To introduce this week’s Q&A video, I’ll start with a metaphor… let’s say you experience headaches often, that were actually caused by a serious (but unknown to you) health condition. If you were able to completely resolve the symptoms by taking pain relievers, you might think “problem solved!”
That is, until some time down the road, when the headaches continue, or become more frequent, and you start having stomach problems from the pain relievers, or the actual underlying condition causing the headaches gets worse and starts to wreck havoc on the rest of your body and your health.
The same goes for gate issues – they are a symptom of a deeper problem.
Those deeper problems can be difficult to recognize. Just because we can get our horse in the gate, doesn’t mean the underlying issue they resisted is resolved, or that the symptom (your horse being unwilling to go in the gate) may not occur again, get worse, or that the underlying problem will eventually cause issues in other areas as well.
I feel as though there are three main causes of gate problems.
The first is physical. When a horse becomes unwilling to go in the gate, there’s a good possibility he’s hurting some where. If you had a close up video or photographs of the positions your horse’s body has to contort in as they round the pattern, it would really open your eyes to just how much physical stress they go through.

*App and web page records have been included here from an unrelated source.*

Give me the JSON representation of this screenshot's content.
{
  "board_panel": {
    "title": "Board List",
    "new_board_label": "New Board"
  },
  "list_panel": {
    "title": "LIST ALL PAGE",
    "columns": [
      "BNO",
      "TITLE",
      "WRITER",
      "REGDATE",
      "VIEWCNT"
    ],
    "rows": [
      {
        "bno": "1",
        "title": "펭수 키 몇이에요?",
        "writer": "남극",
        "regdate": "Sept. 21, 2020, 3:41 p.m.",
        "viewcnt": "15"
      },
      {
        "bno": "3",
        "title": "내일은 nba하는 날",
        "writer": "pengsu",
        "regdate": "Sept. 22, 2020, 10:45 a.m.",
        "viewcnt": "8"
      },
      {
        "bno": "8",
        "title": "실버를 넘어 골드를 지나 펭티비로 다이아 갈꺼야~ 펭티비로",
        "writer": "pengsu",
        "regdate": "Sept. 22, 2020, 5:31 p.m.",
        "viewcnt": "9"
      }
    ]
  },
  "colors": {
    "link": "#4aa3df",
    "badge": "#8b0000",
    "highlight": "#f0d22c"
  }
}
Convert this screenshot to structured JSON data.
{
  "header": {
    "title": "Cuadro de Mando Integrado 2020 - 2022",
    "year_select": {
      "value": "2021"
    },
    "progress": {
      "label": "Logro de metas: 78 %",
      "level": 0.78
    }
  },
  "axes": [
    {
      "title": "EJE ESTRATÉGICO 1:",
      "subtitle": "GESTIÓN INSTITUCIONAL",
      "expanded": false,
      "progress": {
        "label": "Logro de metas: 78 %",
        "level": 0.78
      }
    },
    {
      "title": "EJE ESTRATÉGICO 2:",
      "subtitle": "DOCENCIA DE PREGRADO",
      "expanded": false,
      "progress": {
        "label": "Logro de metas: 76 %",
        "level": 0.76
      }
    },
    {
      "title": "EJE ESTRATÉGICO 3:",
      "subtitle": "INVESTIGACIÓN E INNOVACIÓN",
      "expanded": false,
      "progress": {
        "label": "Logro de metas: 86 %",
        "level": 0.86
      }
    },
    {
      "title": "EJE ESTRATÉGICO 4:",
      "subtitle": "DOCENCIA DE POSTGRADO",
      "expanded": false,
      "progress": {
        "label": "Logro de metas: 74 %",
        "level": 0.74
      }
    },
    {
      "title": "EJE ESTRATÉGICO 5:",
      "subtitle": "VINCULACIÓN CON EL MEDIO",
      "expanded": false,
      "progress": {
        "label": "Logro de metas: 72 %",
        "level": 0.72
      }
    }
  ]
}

The second is an emotional issue. This is a more common occurrence in horses that by nature are more insecure and nervous. They are the HOT, sensitive horses that if we don’t do our part to meet their needs, will struggle to hold up under the mental pressure involved in such an intense, high speed event. I think of these horses as having a bad case of “stage fright.” They most likely want to please, but their reaction in the alley is akin to a human having an anxiety attack.
The third is an education issue. This may occur more commonly in horses that are typically pretty confident and secure in their day to day life. If left to their own devices they might become quite pushy and rude. If we don’t do our part, these horses will challenge us, they’ll object to our plans and insist on their own agendas. They’ll test us and if they learn that their tactics are effective, it will become increasingly difficult to get things turned around.
The bottom line, however, is that horses that are normally confident can become fearful, and fearful horses can be totally rude and pushy. Fear and respect issues run together and can look the same. It’s easy to get confused by which is which.
Fortunately, there is a solution for either case that is VERY similar. It CAN be helpful to understand more details about WHY problems occur, but the most important thing we can do is take ONE, specific and effective action. That one action, along with other numerous tips are provided in the video below.
I invite you to check it out and answer one of the questions below in the comments at the bottom of the page…
1. If you have a gate problem, what do you think could be the cause?
2. Are there any additional tips you’ve found helpful to resolving gate issues?
3. What first action will you take to fix your existing gate problem?
4. What do you do to prevent gate or alley problems from developing?
Barrel racing is a competitive sport, but this web site is all about sharing! It’s an opportunity to receive even more help for your challenges, as well as help others in the process! We’d love to hear from you!
For even more support to prevent and resolve gate problems, see ‘Exercise 40 – Down the Alley’ in my book The First 51 Barrel Racing Exercises to Develop a Champion.